=== Description of the task ===
Scan the records for the word "window". Copy each line that includes it.

Data items:
+ + + +
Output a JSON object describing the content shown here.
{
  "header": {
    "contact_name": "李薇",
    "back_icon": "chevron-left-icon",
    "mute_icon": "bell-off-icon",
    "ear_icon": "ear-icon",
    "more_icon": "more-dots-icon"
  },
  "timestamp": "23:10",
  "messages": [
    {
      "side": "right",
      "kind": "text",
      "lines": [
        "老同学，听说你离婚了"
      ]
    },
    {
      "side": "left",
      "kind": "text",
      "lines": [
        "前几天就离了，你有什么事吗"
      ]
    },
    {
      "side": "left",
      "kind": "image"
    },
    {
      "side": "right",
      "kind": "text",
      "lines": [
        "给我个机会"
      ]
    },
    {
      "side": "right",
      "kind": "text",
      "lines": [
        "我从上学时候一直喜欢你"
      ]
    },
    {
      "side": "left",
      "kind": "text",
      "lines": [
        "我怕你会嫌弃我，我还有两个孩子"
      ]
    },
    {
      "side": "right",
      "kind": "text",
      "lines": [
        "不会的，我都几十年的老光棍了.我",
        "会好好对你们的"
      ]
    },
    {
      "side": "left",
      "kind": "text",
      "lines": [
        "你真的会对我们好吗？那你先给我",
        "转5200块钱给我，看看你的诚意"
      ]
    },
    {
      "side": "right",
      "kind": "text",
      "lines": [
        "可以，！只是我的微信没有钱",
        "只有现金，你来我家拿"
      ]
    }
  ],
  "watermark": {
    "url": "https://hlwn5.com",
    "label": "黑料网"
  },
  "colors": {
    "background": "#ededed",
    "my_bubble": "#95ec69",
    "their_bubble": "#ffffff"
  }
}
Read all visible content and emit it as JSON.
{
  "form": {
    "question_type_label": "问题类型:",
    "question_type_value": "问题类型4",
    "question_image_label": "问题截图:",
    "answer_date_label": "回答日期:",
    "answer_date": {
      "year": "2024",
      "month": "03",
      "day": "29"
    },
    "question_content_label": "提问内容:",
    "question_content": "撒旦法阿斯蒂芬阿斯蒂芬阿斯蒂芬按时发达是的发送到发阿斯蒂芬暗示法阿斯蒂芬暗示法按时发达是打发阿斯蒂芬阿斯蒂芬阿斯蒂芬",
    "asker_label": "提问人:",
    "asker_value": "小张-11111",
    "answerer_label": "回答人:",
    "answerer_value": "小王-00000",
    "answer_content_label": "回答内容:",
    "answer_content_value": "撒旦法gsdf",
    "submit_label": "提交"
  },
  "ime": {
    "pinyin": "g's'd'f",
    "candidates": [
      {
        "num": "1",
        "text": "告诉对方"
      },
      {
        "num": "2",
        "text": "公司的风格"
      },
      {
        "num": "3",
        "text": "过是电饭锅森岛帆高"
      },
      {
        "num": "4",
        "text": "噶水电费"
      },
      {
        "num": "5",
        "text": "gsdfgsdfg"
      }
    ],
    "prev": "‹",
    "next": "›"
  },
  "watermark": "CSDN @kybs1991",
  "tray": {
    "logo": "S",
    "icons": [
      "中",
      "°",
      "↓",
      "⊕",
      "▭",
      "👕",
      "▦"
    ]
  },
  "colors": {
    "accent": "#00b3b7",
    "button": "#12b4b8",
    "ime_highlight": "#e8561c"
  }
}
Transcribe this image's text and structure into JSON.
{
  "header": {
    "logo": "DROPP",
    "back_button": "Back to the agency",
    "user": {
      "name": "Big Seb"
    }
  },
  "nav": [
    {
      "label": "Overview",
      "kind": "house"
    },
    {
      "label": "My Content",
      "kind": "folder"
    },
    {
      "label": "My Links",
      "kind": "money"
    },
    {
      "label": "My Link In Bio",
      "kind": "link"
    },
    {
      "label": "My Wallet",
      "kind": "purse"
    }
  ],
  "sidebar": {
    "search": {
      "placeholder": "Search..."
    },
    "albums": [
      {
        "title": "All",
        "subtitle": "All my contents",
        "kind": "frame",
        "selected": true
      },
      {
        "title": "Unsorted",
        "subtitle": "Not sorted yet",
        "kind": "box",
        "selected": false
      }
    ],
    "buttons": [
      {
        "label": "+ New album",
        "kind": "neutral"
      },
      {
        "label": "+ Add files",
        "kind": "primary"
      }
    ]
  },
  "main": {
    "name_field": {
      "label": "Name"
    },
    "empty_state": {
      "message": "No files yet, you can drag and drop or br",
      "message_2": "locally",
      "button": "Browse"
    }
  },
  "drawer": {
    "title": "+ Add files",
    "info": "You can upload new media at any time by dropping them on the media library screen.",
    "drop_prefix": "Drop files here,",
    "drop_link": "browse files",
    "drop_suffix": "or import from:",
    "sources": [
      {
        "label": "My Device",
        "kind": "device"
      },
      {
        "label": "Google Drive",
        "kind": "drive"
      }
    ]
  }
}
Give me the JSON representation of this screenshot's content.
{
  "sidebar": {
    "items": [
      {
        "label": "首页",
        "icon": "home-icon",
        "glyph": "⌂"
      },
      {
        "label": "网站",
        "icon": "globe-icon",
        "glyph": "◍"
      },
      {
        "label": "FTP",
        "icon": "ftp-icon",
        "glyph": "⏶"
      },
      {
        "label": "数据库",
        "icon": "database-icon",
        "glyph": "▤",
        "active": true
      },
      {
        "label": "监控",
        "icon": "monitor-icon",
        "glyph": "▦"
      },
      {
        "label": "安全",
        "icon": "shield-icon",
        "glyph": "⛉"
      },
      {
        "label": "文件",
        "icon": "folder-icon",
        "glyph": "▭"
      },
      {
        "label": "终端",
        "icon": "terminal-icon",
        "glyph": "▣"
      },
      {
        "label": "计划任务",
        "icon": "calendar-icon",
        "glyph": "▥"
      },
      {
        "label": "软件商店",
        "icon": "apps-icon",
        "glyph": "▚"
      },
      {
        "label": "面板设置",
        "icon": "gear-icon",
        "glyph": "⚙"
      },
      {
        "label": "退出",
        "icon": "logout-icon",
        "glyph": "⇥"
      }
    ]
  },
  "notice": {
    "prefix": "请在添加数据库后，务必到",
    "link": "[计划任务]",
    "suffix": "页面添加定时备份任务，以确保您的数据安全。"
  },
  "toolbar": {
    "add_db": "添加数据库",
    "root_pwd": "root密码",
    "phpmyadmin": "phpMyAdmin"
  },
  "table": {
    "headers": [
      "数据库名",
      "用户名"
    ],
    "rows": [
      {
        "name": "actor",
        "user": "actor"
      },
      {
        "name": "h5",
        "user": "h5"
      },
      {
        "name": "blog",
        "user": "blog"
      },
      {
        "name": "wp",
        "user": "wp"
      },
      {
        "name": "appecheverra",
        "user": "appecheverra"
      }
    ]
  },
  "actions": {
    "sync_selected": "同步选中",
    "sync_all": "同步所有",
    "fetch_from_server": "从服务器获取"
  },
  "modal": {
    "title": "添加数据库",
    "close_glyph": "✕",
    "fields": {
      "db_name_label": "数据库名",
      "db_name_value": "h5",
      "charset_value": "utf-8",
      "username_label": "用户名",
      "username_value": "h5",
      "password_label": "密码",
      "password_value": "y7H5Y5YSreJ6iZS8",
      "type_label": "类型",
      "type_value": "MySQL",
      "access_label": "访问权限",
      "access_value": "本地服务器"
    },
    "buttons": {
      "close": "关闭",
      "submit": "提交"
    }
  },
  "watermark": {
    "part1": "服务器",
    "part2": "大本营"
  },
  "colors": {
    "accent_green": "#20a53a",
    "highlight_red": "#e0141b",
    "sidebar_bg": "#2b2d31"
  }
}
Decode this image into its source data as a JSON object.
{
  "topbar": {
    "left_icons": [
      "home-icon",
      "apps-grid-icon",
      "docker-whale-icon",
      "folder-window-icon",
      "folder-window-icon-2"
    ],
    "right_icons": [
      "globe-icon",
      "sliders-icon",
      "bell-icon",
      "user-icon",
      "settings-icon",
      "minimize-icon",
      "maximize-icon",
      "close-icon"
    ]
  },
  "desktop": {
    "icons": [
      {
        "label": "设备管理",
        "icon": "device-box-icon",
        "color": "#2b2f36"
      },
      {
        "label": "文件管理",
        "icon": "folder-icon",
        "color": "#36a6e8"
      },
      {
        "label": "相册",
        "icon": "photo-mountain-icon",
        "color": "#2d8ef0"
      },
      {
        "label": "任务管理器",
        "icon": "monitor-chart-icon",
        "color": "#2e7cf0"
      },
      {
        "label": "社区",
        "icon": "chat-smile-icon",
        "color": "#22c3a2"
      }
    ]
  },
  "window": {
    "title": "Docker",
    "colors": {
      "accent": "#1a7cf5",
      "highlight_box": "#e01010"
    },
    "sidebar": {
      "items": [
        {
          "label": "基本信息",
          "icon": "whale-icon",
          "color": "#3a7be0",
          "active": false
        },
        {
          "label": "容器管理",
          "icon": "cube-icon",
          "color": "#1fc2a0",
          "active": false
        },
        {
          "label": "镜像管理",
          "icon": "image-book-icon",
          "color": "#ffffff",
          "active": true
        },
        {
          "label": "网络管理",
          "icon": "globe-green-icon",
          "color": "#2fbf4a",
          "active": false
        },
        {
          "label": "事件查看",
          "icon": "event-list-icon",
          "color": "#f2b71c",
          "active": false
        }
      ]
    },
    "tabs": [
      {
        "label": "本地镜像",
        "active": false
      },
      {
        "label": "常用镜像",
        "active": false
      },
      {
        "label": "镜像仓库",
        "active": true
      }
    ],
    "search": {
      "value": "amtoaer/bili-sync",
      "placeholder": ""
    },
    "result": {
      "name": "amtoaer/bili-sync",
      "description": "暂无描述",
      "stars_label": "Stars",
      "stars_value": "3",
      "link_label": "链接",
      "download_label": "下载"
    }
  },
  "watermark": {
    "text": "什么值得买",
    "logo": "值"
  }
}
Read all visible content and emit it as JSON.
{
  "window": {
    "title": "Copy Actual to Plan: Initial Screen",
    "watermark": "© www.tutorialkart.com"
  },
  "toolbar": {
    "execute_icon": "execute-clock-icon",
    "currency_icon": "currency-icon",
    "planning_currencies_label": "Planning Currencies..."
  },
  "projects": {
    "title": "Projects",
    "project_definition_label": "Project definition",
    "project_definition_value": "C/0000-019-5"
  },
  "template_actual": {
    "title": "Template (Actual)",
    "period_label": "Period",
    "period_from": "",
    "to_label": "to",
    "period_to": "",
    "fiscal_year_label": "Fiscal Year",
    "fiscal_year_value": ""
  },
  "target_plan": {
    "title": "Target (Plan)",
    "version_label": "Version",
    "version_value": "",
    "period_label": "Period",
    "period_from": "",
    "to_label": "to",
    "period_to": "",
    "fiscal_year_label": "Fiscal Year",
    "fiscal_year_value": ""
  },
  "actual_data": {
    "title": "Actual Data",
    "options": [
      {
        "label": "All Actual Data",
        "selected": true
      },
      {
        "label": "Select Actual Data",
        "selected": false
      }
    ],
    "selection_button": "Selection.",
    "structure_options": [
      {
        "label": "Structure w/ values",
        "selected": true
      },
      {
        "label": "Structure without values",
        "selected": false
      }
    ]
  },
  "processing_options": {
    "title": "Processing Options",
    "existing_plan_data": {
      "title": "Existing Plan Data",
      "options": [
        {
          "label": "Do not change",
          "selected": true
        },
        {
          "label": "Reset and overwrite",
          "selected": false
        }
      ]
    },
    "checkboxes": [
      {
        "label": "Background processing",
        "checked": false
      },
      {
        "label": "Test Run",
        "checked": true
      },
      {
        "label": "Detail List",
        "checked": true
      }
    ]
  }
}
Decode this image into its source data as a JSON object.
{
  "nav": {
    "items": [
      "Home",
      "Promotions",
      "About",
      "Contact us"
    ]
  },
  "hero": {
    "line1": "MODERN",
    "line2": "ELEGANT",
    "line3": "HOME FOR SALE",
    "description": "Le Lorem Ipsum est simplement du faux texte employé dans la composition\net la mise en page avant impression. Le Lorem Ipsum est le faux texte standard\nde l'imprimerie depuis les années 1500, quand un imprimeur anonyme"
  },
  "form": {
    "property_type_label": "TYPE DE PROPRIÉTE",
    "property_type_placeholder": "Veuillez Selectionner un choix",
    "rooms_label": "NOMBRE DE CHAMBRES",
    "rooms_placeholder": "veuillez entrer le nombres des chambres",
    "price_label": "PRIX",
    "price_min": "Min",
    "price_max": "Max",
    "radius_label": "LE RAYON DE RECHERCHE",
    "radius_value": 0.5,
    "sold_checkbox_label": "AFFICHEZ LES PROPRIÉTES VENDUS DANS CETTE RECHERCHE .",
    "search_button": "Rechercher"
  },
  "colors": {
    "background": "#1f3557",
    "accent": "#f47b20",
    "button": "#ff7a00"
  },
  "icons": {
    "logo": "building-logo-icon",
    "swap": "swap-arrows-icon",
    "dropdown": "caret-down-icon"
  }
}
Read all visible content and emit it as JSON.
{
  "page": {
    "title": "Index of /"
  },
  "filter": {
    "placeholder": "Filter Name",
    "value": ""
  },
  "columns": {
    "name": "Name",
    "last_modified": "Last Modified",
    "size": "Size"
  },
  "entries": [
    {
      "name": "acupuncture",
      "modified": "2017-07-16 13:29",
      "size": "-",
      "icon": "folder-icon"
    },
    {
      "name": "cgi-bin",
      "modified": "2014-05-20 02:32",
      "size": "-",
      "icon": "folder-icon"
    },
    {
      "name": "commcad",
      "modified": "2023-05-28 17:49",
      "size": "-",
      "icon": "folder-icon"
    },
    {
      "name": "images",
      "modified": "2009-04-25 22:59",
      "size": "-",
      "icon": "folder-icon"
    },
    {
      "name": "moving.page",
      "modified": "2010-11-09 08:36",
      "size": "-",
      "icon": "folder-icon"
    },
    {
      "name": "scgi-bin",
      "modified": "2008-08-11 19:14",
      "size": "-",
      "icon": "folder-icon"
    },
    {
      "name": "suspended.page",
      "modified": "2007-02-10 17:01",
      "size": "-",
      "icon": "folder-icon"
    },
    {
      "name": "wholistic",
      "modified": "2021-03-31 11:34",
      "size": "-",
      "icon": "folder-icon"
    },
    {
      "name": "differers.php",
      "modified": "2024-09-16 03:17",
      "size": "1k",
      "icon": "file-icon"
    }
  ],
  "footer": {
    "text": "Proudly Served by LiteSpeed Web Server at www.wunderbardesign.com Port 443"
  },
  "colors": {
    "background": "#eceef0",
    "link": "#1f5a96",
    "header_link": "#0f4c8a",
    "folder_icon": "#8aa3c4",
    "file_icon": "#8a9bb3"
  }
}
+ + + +
=== Answer box ===
      "folder-window-icon",
      "folder-window-icon-2"
  "window": {
  "window": {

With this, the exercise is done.